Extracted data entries
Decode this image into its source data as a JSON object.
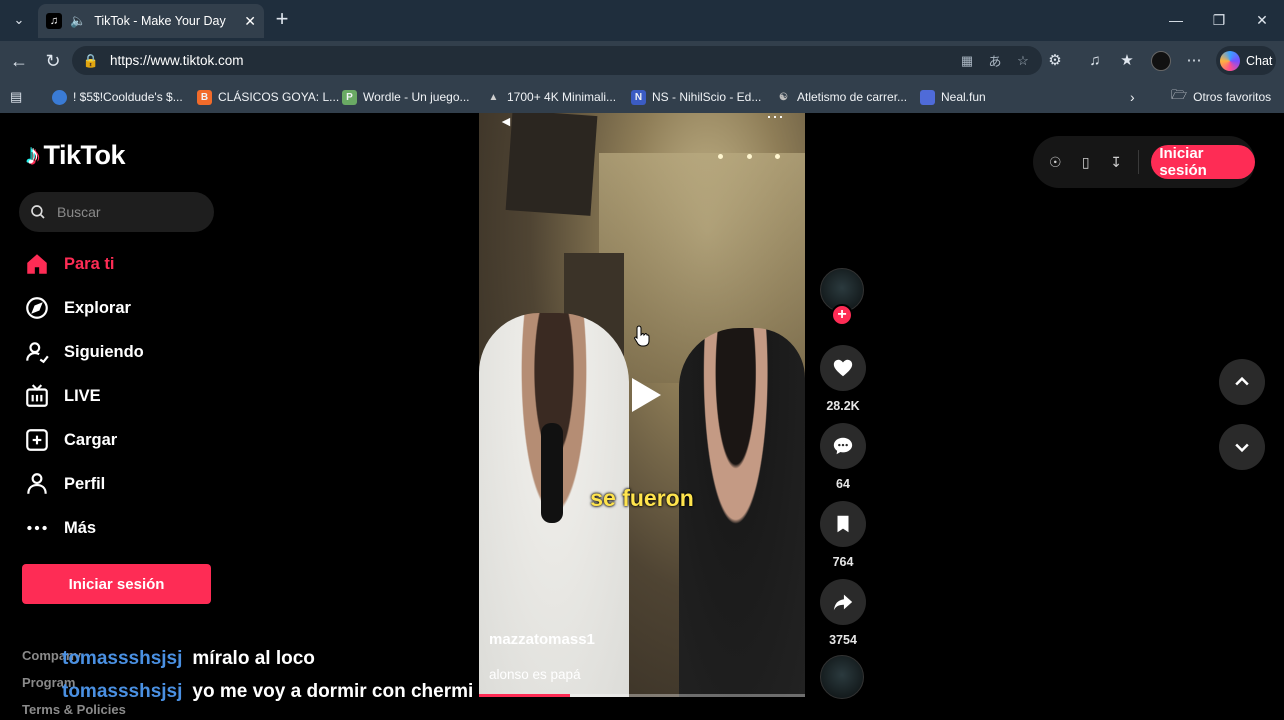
{
  "browser": {
    "tab": {
      "title": "TikTok - Make Your Day"
    },
    "address": {
      "url": "https://www.tiktok.com"
    },
    "chat_label": "Chat",
    "bookmarks": [
      {
        "label": "! $5$!Cooldude's $...",
        "color": "#3a7bd5"
      },
      {
        "label": "CLÁSICOS GOYA: L...",
        "color": "#f26b2a"
      },
      {
        "label": "Wordle - Un juego...",
        "color": "#6aaa64"
      },
      {
        "label": "1700+ 4K Minimali...",
        "color": "#cfcfcf"
      },
      {
        "label": "NS - NihilScio - Ed...",
        "color": "#3b5cc4"
      },
      {
        "label": "Atletismo de carrer...",
        "color": "#888888"
      },
      {
        "label": "Neal.fun",
        "color": "#4f6bd8"
      }
    ],
    "other_favorites": "Otros favoritos"
  },
  "tiktok": {
    "logo": "TikTok",
    "search_placeholder": "Buscar",
    "nav": [
      {
        "label": "Para ti",
        "icon": "home-icon",
        "active": true
      },
      {
        "label": "Explorar",
        "icon": "compass-icon",
        "active": false
      },
      {
        "label": "Siguiendo",
        "icon": "following-icon",
        "active": false
      },
      {
        "label": "LIVE",
        "icon": "live-icon",
        "active": false
      },
      {
        "label": "Cargar",
        "icon": "upload-icon",
        "active": false
      },
      {
        "label": "Perfil",
        "icon": "profile-icon",
        "active": false
      },
      {
        "label": "Más",
        "icon": "more-icon",
        "active": false
      }
    ],
    "login_button": "Iniciar sesión",
    "footer": [
      "Company",
      "Program",
      "Terms & Policies"
    ],
    "top_right_login": "Iniciar sesión",
    "video": {
      "caption": "se fueron",
      "author": "mazzatomass1",
      "description": "alonso es papá",
      "progress": 0.28
    },
    "actions": {
      "likes": "28.2K",
      "comments": "64",
      "saves": "764",
      "shares": "3754"
    }
  },
  "chat_overlay": [
    {
      "user": "tomassshsjsj",
      "message": "míralo al loco"
    },
    {
      "user": "tomassshsjsj",
      "message": "yo me voy a dormir con chermi"
    }
  ],
  "colors": {
    "brand": "#fe2c55",
    "chat_user": "#4a90e2",
    "caption": "#ffe44d",
    "browser_frame": "#323f4c"
  }
}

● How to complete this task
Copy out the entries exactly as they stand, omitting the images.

● Exercise answer
Decode this image into its source data as a JSON object.
{
  "browser": {
    "tab": {
      "title": "TikTok - Make Your Day"
    },
    "address": {
      "url": "https://www.tiktok.com"
    },
    "chat_label": "Chat",
    "bookmarks": [
      {
        "label": "! $5$!Cooldude's $...",
        "color": "#3a7bd5"
      },
      {
        "label": "CLÁSICOS GOYA: L...",
        "color": "#f26b2a"
      },
      {
        "label": "Wordle - Un juego...",
        "color": "#6aaa64"
      },
      {
        "label": "1700+ 4K Minimali...",
        "color": "#cfcfcf"
      },
      {
        "label": "NS - NihilScio - Ed...",
        "color": "#3b5cc4"
      },
      {
        "label": "Atletismo de carrer...",
        "color": "#888888"
      },
      {
        "label": "Neal.fun",
        "color": "#4f6bd8"
      }
    ],
    "other_favorites": "Otros favoritos"
  },
  "tiktok": {
    "logo": "TikTok",
    "search_placeholder": "Buscar",
    "nav": [
      {
        "label": "Para ti",
        "icon": "home-icon",
        "active": true
      },
      {
        "label": "Explorar",
        "icon": "compass-icon",
        "active": false
      },
      {
        "label": "Siguiendo",
        "icon": "following-icon",
        "active": false
      },
      {
        "label": "LIVE",
        "icon": "live-icon",
        "active": false
      },
      {
        "label": "Cargar",
        "icon": "upload-icon",
        "active": false
      },
      {
        "label": "Perfil",
        "icon": "profile-icon",
        "active": false
      },
      {
        "label": "Más",
        "icon": "more-icon",
        "active": false
      }
    ],
    "login_button": "Iniciar sesión",
    "footer": [
      "Company",
      "Program",
      "Terms & Policies"
    ],
    "top_right_login": "Iniciar sesión",
    "video": {
      "caption": "se fueron",
      "author": "mazzatomass1",
      "description": "alonso es papá",
      "progress": 0.28
    },
    "actions": {
      "likes": "28.2K",
      "comments": "64",
      "saves": "764",
      "shares": "3754"
    }
  },
  "chat_overlay": [
    {
      "user": "tomassshsjsj",
      "message": "míralo al loco"
    },
    {
      "user": "tomassshsjsj",
      "message": "yo me voy a dormir con chermi"
    }
  ],
  "colors": {
    "brand": "#fe2c55",
    "chat_user": "#4a90e2",
    "caption": "#ffe44d",
    "browser_frame": "#323f4c"
  }
}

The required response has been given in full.